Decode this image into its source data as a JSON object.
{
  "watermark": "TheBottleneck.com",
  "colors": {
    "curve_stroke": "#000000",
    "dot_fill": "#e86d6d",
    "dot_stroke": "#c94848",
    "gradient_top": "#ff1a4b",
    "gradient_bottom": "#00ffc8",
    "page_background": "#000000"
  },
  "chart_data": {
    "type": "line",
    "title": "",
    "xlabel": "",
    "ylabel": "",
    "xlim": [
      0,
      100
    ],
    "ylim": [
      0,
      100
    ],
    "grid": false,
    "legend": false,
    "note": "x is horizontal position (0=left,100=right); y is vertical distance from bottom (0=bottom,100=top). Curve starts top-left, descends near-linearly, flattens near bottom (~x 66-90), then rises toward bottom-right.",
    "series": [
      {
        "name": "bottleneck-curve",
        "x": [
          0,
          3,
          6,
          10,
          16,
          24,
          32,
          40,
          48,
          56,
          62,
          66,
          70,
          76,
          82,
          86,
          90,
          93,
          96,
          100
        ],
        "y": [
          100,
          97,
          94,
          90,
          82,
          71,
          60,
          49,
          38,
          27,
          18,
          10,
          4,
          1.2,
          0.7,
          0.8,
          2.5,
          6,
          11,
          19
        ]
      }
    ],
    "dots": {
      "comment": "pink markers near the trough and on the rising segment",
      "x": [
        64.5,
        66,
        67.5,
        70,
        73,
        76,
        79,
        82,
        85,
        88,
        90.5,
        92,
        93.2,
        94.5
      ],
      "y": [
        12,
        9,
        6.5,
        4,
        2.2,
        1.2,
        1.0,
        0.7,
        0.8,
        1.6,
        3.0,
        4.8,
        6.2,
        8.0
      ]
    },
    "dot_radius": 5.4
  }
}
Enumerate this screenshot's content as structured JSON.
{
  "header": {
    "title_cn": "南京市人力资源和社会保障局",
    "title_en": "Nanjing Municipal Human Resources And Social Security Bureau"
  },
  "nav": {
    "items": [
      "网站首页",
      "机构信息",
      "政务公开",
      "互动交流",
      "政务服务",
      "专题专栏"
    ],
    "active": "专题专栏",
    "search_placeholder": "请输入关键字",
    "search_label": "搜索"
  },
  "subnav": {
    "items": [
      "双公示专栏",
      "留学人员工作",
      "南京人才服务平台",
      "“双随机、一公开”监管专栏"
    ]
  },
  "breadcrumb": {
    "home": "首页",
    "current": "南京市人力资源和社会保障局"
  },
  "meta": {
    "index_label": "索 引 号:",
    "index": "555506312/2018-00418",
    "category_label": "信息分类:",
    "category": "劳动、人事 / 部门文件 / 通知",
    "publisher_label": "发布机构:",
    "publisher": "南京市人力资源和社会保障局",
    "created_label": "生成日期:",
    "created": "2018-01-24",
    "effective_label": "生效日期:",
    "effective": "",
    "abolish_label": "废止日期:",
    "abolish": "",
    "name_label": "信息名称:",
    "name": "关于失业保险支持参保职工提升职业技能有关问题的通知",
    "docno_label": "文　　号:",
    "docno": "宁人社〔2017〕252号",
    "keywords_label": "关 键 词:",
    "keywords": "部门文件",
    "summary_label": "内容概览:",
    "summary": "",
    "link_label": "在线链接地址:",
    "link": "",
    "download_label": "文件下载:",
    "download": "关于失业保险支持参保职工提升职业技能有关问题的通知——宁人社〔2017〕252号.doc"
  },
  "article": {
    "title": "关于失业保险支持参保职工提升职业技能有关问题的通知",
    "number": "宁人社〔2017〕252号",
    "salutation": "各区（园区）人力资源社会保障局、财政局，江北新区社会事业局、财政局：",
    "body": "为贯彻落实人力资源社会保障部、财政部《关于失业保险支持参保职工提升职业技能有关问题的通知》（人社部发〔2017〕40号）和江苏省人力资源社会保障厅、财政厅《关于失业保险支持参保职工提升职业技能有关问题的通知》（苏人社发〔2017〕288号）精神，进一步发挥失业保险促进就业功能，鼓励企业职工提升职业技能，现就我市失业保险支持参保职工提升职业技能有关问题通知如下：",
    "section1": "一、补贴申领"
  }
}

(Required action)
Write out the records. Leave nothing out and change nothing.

(Task solution)
Decode this image into its source data as a JSON object.
{
  "watermark": "TheBottleneck.com",
  "colors": {
    "curve_stroke": "#000000",
    "dot_fill": "#e86d6d",
    "dot_stroke": "#c94848",
    "gradient_top": "#ff1a4b",
    "gradient_bottom": "#00ffc8",
    "page_background": "#000000"
  },
  "chart_data": {
    "type": "line",
    "title": "",
    "xlabel": "",
    "ylabel": "",
    "xlim": [
      0,
      100
    ],
    "ylim": [
      0,
      100
    ],
    "grid": false,
    "legend": false,
    "note": "x is horizontal position (0=left,100=right); y is vertical distance from bottom (0=bottom,100=top). Curve starts top-left, descends near-linearly, flattens near bottom (~x 66-90), then rises toward bottom-right.",
    "series": [
      {
        "name": "bottleneck-curve",
        "x": [
          0,
          3,
          6,
          10,
          16,
          24,
          32,
          40,
          48,
          56,
          62,
          66,
          70,
          76,
          82,
          86,
          90,
          93,
          96,
          100
        ],
        "y": [
          100,
          97,
          94,
          90,
          82,
          71,
          60,
          49,
          38,
          27,
          18,
          10,
          4,
          1.2,
          0.7,
          0.8,
          2.5,
          6,
          11,
          19
        ]
      }
    ],
    "dots": {
      "comment": "pink markers near the trough and on the rising segment",
      "x": [
        64.5,
        66,
        67.5,
        70,
        73,
        76,
        79,
        82,
        85,
        88,
        90.5,
        92,
        93.2,
        94.5
      ],
      "y": [
        12,
        9,
        6.5,
        4,
        2.2,
        1.2,
        1.0,
        0.7,
        0.8,
        1.6,
        3.0,
        4.8,
        6.2,
        8.0
      ]
    },
    "dot_radius": 5.4
  }
}
Enumerate this screenshot's content as structured JSON.
{
  "header": {
    "title_cn": "南京市人力资源和社会保障局",
    "title_en": "Nanjing Municipal Human Resources And Social Security Bureau"
  },
  "nav": {
    "items": [
      "网站首页",
      "机构信息",
      "政务公开",
      "互动交流",
      "政务服务",
      "专题专栏"
    ],
    "active": "专题专栏",
    "search_placeholder": "请输入关键字",
    "search_label": "搜索"
  },
  "subnav": {
    "items": [
      "双公示专栏",
      "留学人员工作",
      "南京人才服务平台",
      "“双随机、一公开”监管专栏"
    ]
  },
  "breadcrumb": {
    "home": "首页",
    "current": "南京市人力资源和社会保障局"
  },
  "meta": {
    "index_label": "索 引 号:",
    "index": "555506312/2018-00418",
    "category_label": "信息分类:",
    "category": "劳动、人事 / 部门文件 / 通知",
    "publisher_label": "发布机构:",
    "publisher": "南京市人力资源和社会保障局",
    "created_label": "生成日期:",
    "created": "2018-01-24",
    "effective_label": "生效日期:",
    "effective": "",
    "abolish_label": "废止日期:",
    "abolish": "",
    "name_label": "信息名称:",
    "name": "关于失业保险支持参保职工提升职业技能有关问题的通知",
    "docno_label": "文　　号:",
    "docno": "宁人社〔2017〕252号",
    "keywords_label": "关 键 词:",
    "keywords": "部门文件",
    "summary_label": "内容概览:",
    "summary": "",
    "link_label": "在线链接地址:",
    "link": "",
    "download_label": "文件下载:",
    "download": "关于失业保险支持参保职工提升职业技能有关问题的通知——宁人社〔2017〕252号.doc"
  },
  "article": {
    "title": "关于失业保险支持参保职工提升职业技能有关问题的通知",
    "number": "宁人社〔2017〕252号",
    "salutation": "各区（园区）人力资源社会保障局、财政局，江北新区社会事业局、财政局：",
    "body": "为贯彻落实人力资源社会保障部、财政部《关于失业保险支持参保职工提升职业技能有关问题的通知》（人社部发〔2017〕40号）和江苏省人力资源社会保障厅、财政厅《关于失业保险支持参保职工提升职业技能有关问题的通知》（苏人社发〔2017〕288号）精神，进一步发挥失业保险促进就业功能，鼓励企业职工提升职业技能，现就我市失业保险支持参保职工提升职业技能有关问题通知如下：",
    "section1": "一、补贴申领"
  }
}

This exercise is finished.